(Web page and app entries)
[Start of Attachment]

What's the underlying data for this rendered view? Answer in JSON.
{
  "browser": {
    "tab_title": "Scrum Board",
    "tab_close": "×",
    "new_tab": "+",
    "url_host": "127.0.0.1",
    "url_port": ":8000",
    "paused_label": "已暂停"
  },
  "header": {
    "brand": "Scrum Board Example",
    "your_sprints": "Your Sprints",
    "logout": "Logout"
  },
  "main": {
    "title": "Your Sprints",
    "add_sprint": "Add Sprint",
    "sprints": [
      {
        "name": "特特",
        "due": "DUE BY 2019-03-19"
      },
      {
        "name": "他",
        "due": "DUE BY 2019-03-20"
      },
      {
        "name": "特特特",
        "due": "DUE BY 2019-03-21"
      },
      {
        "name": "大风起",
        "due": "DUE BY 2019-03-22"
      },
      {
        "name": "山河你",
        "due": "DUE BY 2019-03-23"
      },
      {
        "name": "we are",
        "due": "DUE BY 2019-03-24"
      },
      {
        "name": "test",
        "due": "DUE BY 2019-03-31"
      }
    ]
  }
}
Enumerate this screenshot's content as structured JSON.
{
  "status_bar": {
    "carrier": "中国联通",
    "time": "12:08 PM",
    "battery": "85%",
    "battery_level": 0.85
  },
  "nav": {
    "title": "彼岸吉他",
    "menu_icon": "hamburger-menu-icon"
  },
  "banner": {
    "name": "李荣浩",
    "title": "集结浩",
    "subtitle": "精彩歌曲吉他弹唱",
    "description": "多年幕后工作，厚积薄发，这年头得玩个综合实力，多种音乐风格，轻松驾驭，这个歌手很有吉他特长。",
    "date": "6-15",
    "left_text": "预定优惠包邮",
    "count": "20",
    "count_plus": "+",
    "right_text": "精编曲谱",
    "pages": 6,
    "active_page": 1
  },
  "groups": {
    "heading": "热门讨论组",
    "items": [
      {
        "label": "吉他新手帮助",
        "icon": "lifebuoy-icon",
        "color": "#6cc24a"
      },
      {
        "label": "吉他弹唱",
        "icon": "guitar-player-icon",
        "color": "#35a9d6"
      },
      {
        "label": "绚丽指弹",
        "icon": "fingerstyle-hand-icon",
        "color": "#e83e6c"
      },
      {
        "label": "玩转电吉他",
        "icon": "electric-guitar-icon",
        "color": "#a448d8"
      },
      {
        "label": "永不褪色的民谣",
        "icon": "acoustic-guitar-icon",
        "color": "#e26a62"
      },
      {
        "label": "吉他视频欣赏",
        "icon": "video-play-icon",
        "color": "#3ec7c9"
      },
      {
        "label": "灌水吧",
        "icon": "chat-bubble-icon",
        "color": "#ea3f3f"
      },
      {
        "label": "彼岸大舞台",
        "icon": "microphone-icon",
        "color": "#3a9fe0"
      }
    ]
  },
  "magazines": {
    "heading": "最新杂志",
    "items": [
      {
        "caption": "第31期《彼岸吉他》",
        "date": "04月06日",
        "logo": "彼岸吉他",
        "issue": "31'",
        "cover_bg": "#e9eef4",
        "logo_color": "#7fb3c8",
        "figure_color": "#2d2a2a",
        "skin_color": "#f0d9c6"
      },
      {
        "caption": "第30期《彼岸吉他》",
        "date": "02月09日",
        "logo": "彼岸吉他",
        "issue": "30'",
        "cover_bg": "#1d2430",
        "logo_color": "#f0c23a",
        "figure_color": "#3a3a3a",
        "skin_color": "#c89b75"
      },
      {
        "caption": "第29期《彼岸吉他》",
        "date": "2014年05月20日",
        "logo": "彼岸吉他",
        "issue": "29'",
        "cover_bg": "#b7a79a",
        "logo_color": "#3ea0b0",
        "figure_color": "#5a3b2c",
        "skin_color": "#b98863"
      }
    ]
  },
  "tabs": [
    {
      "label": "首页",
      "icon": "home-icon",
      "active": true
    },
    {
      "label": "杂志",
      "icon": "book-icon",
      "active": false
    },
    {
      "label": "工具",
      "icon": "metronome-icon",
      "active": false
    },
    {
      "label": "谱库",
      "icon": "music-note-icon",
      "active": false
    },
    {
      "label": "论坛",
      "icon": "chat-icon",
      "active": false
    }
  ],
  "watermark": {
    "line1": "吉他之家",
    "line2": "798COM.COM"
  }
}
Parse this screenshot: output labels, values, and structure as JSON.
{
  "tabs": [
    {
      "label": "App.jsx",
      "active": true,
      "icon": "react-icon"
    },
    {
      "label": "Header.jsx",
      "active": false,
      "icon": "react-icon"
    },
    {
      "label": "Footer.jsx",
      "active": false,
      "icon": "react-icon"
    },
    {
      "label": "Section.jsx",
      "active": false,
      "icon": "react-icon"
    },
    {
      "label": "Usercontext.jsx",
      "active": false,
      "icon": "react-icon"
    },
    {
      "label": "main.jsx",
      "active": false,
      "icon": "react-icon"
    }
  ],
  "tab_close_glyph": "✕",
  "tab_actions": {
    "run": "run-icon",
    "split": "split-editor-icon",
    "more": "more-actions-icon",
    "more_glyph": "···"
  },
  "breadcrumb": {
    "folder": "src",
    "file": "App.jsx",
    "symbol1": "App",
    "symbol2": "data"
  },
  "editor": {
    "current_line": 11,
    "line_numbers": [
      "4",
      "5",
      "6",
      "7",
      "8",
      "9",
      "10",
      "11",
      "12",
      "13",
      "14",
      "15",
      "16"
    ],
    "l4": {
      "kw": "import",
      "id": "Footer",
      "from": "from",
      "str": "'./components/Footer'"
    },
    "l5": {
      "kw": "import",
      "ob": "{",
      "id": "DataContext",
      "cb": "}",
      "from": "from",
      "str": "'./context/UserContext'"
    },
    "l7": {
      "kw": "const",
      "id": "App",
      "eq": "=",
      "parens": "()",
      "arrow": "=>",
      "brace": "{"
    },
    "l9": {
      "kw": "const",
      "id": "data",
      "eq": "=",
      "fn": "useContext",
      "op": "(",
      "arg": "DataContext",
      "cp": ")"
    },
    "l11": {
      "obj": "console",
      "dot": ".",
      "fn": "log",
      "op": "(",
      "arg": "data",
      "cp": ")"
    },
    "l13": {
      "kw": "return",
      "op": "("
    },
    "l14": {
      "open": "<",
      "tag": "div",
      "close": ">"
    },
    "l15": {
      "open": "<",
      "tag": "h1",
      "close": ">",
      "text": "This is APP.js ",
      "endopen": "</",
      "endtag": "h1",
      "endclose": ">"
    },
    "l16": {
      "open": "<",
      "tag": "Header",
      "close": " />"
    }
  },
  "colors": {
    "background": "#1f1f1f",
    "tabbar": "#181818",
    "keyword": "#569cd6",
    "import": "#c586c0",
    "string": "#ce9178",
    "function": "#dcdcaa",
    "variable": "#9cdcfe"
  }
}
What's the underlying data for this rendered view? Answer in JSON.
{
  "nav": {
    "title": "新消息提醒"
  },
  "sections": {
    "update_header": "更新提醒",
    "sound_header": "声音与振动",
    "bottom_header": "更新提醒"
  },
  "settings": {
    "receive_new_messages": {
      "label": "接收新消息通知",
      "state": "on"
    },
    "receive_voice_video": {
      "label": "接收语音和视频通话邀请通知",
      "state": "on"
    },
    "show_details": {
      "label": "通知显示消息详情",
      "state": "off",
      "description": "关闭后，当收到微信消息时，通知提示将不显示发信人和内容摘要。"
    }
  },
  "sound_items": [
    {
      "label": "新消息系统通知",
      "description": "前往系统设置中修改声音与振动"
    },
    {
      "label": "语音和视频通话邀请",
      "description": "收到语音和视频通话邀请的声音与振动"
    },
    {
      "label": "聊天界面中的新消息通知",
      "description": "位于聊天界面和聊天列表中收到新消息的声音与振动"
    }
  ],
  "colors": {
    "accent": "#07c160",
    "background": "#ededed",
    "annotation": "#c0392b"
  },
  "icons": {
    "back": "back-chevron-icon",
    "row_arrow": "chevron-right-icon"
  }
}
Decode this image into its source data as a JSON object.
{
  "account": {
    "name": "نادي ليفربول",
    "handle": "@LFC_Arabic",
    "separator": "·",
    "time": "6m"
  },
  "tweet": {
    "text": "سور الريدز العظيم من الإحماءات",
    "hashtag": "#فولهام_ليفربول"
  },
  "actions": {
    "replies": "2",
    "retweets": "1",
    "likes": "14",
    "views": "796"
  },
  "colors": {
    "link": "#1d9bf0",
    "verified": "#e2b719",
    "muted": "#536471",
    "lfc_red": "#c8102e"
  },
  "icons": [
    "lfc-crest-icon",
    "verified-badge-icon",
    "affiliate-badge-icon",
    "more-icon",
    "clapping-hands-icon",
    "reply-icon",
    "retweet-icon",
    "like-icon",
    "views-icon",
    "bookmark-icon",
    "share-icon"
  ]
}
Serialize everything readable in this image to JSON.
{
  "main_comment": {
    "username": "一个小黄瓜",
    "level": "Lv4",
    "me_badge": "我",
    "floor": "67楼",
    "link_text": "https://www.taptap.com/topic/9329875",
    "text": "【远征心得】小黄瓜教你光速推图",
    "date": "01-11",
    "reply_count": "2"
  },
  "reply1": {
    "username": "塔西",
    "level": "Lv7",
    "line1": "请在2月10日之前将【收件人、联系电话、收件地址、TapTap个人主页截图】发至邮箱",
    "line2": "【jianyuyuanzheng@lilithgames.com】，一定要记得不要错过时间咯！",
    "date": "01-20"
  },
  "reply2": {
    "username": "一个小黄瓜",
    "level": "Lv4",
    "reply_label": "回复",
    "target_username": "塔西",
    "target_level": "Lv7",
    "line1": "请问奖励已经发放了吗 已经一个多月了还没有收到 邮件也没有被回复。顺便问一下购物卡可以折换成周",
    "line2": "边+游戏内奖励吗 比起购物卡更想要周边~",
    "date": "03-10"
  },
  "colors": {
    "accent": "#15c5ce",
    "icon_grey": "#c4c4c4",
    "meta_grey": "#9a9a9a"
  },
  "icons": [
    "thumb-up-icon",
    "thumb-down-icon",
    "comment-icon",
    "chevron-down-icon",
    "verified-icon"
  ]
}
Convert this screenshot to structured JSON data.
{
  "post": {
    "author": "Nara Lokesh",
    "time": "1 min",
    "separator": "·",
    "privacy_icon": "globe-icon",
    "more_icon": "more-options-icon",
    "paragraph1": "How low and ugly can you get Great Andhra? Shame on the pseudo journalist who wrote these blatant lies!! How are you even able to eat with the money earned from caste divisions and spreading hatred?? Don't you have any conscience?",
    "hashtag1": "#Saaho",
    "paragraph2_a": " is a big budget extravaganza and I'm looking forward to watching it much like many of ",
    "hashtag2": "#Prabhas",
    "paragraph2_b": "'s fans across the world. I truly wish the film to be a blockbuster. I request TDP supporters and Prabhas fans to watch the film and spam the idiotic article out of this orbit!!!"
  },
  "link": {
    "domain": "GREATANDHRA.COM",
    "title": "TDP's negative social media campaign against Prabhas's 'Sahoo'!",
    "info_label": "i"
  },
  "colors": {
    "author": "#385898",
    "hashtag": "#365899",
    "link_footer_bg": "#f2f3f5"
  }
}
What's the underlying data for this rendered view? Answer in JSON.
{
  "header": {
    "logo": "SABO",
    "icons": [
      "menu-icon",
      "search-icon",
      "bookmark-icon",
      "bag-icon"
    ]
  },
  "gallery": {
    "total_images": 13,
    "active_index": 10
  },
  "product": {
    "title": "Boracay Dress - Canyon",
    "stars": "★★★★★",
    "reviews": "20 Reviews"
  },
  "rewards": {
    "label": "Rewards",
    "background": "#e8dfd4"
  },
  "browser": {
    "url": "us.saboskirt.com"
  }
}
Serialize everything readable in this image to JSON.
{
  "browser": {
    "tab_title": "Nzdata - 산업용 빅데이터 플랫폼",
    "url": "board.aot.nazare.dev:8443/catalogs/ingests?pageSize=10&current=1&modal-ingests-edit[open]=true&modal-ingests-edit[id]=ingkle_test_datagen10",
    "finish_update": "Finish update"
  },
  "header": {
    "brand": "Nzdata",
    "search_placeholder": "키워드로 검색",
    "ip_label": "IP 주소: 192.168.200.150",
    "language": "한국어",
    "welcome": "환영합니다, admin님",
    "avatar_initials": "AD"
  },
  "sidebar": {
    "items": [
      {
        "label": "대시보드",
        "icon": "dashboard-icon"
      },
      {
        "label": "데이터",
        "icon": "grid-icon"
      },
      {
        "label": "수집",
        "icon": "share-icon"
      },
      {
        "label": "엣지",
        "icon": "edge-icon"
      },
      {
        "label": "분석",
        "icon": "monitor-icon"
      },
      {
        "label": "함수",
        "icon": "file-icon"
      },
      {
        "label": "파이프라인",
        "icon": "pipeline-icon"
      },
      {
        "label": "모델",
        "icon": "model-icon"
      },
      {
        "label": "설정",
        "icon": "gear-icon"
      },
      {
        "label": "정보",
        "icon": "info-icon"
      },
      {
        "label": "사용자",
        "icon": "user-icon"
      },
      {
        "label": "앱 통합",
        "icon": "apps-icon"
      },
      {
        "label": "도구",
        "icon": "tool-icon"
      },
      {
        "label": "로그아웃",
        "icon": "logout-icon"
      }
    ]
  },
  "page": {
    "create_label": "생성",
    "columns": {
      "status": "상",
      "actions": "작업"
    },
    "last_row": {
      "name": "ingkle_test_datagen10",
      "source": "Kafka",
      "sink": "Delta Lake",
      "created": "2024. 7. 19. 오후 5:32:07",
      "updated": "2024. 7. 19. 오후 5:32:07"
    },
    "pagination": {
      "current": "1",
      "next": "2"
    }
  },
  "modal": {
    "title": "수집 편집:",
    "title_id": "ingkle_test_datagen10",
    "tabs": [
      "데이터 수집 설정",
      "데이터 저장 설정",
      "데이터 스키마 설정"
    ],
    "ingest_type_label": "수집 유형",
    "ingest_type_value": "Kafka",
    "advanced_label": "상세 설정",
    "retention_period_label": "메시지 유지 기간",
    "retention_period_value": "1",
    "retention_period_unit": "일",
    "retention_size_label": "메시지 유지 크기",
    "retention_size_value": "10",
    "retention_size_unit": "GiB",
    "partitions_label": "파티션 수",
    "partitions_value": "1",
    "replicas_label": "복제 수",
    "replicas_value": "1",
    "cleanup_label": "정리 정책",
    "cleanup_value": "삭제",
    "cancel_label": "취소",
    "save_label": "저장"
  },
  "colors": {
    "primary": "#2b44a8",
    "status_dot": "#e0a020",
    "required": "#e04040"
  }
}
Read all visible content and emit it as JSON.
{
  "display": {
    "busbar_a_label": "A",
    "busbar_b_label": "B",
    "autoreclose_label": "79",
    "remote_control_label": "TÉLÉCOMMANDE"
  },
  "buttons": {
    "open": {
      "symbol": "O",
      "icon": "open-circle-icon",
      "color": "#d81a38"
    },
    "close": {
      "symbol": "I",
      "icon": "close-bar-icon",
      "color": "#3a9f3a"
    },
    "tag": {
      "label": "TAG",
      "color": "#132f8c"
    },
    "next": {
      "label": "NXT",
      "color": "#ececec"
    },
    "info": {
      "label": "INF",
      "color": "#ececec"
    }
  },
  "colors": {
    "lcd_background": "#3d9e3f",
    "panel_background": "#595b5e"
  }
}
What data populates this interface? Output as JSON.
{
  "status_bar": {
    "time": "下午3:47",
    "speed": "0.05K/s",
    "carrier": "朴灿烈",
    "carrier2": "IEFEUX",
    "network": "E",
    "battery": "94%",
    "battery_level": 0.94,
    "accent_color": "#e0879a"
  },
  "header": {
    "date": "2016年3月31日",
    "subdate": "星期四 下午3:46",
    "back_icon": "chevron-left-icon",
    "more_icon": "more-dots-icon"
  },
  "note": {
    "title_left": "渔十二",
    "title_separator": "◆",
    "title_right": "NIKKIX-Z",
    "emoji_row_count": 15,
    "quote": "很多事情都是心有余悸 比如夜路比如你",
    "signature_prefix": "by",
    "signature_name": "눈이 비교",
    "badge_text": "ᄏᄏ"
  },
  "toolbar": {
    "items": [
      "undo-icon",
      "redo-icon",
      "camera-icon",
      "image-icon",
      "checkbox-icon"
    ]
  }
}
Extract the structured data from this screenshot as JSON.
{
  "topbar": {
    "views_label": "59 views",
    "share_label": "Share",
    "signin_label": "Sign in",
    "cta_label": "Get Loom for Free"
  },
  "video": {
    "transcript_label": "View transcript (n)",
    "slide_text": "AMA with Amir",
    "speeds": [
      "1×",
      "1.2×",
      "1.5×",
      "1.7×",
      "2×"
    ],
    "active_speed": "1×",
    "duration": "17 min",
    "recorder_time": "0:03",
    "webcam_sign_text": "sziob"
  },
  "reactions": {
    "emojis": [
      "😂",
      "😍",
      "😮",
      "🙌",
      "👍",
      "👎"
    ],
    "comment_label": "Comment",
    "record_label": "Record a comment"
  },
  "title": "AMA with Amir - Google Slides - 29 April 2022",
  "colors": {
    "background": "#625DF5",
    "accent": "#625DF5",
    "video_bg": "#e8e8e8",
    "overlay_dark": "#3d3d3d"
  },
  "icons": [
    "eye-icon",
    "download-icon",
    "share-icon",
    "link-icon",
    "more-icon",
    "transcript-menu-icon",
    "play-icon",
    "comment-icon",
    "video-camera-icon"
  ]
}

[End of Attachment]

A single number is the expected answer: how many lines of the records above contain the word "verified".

ANSWER SPACE —
3